*Records from a data collection*
====================

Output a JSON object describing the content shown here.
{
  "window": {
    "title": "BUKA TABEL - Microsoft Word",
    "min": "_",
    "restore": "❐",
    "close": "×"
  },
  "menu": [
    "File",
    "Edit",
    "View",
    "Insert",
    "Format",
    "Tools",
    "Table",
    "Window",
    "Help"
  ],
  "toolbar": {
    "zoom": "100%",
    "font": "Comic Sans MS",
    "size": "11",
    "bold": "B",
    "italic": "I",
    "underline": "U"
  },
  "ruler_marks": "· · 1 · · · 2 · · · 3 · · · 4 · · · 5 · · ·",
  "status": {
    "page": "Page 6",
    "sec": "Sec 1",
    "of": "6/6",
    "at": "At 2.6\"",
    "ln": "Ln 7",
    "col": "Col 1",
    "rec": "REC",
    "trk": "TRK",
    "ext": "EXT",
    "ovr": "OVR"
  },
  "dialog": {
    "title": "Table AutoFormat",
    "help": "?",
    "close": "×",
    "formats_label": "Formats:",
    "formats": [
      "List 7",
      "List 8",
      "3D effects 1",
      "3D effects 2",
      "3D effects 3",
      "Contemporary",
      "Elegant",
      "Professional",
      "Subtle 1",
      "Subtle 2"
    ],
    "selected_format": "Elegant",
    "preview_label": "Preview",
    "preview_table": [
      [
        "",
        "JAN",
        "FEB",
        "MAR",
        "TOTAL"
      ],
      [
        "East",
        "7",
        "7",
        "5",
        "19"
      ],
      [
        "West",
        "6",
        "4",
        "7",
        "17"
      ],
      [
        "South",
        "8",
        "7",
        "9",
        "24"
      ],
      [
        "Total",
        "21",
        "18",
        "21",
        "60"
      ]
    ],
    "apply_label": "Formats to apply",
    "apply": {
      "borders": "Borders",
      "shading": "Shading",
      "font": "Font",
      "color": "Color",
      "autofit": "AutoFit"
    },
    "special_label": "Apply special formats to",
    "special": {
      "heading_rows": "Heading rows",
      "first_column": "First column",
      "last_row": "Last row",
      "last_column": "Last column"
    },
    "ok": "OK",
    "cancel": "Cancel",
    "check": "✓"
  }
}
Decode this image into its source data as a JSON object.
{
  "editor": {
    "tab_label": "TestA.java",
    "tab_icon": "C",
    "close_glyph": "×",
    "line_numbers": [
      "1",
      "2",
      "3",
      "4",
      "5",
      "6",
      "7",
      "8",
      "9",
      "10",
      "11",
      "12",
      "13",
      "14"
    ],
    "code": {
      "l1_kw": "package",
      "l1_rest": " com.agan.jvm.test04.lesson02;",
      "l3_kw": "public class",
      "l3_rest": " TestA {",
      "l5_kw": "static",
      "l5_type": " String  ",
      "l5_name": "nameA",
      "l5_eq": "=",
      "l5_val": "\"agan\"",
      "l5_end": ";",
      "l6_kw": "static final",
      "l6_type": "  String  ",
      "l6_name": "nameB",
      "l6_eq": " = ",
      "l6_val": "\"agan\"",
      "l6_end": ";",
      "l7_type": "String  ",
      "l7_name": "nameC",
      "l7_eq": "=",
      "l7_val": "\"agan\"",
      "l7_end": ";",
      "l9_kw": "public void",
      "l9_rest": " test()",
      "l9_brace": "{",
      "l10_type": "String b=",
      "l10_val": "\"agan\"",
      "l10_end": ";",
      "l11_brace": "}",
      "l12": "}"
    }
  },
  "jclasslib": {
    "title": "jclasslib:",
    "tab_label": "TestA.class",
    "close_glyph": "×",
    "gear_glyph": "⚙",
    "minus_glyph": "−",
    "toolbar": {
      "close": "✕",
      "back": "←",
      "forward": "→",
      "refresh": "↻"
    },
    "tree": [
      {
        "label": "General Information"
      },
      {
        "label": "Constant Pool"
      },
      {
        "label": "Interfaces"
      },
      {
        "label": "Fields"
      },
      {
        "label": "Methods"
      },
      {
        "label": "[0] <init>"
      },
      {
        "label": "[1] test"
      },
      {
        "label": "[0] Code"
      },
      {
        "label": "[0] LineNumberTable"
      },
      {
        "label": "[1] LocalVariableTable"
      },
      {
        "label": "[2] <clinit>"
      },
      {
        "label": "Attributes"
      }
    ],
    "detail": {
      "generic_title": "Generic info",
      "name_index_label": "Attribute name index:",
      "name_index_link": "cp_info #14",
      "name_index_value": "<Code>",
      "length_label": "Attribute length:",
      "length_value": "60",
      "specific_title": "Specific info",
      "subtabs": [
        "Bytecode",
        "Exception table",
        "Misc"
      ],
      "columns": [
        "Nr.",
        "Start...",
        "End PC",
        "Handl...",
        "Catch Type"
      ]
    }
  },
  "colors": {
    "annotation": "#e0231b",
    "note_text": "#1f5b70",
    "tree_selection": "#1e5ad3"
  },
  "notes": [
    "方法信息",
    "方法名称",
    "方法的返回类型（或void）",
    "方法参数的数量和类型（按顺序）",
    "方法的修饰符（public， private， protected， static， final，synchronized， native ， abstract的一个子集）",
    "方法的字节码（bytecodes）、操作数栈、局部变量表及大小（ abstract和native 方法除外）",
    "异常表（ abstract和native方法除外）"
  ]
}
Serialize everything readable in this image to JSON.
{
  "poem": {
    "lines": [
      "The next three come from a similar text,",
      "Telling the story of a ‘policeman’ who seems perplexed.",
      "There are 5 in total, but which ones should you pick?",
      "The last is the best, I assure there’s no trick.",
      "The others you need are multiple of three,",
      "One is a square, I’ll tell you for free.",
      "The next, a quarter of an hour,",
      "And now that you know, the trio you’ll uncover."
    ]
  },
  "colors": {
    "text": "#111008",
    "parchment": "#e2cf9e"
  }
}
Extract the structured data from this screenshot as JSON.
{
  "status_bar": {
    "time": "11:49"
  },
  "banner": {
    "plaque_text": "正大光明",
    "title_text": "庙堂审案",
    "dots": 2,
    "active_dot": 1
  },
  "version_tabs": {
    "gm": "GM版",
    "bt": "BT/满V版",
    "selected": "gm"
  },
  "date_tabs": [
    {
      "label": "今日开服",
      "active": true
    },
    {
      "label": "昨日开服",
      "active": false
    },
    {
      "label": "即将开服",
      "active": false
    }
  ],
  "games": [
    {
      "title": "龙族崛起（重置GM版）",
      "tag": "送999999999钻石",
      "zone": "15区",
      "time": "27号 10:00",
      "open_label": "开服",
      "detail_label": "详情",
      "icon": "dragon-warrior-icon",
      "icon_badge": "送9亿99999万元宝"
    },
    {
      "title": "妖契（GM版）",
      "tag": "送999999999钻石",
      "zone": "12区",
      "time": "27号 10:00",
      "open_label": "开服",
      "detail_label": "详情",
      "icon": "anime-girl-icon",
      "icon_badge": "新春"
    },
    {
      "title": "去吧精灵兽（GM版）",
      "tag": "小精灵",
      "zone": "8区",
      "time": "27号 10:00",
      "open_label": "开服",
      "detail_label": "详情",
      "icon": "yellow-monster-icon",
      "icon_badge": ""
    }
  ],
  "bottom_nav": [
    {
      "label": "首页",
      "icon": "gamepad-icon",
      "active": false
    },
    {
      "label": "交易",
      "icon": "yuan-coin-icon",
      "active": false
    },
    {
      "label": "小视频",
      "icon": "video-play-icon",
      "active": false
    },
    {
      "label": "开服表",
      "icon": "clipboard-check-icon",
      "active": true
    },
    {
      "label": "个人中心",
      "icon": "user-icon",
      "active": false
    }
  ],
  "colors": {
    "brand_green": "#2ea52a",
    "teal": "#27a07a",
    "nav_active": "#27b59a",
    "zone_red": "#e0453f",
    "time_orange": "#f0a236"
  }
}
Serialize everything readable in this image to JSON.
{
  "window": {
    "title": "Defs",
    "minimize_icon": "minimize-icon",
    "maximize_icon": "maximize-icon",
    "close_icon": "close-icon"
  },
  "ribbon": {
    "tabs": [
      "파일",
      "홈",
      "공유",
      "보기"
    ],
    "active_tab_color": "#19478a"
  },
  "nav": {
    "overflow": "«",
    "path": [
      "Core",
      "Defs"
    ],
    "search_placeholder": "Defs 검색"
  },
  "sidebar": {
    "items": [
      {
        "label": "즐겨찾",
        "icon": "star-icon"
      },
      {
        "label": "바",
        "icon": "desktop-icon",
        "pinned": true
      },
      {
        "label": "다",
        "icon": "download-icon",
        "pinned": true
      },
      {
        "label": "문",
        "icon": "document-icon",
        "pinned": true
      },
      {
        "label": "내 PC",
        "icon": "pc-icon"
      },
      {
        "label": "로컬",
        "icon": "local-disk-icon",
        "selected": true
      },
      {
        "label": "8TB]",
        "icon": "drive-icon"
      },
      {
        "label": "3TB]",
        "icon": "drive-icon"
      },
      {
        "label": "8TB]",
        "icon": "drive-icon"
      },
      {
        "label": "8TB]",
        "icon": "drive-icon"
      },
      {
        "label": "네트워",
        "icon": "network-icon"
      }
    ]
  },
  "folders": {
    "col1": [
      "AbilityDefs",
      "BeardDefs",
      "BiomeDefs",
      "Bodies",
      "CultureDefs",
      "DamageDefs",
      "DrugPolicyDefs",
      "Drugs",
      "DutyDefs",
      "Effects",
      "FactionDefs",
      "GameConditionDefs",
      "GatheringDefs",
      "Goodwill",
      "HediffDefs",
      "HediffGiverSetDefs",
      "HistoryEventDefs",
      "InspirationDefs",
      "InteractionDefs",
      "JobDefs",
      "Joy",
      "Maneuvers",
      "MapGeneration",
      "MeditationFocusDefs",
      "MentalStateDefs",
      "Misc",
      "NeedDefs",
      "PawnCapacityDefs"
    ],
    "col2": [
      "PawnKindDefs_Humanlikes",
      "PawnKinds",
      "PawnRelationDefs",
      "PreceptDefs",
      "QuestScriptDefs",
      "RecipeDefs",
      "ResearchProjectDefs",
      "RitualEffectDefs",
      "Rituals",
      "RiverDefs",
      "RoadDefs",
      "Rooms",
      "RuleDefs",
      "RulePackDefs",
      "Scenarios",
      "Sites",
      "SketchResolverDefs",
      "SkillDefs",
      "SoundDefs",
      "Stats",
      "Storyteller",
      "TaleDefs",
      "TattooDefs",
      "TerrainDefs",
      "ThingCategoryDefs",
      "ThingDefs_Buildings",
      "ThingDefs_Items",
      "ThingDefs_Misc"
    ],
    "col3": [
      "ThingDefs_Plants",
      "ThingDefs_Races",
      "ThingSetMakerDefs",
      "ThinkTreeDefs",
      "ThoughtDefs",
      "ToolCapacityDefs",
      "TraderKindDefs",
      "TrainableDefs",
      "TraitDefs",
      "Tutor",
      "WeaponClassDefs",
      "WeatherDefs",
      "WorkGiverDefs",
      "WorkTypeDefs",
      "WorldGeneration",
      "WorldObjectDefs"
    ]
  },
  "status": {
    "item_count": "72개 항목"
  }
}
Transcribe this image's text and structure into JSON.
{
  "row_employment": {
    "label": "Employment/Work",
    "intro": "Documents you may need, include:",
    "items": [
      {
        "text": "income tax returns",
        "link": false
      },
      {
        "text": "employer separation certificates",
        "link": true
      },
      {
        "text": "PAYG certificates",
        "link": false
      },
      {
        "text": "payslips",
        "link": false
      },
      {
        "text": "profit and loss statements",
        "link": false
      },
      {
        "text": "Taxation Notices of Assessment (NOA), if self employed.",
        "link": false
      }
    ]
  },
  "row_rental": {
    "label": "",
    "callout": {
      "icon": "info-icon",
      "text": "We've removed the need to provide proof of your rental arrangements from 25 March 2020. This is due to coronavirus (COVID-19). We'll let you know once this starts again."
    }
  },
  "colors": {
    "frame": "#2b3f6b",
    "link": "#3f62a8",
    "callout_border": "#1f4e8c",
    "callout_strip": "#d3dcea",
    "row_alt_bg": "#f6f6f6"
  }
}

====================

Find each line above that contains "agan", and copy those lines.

      "l1_rest": " com.agan.jvm.test04.lesson02;",
      "l5_val": "\"agan\"",
      "l6_val": "\"agan\"",
      "l7_val": "\"agan\"",
      "l10_val": "\"agan\"",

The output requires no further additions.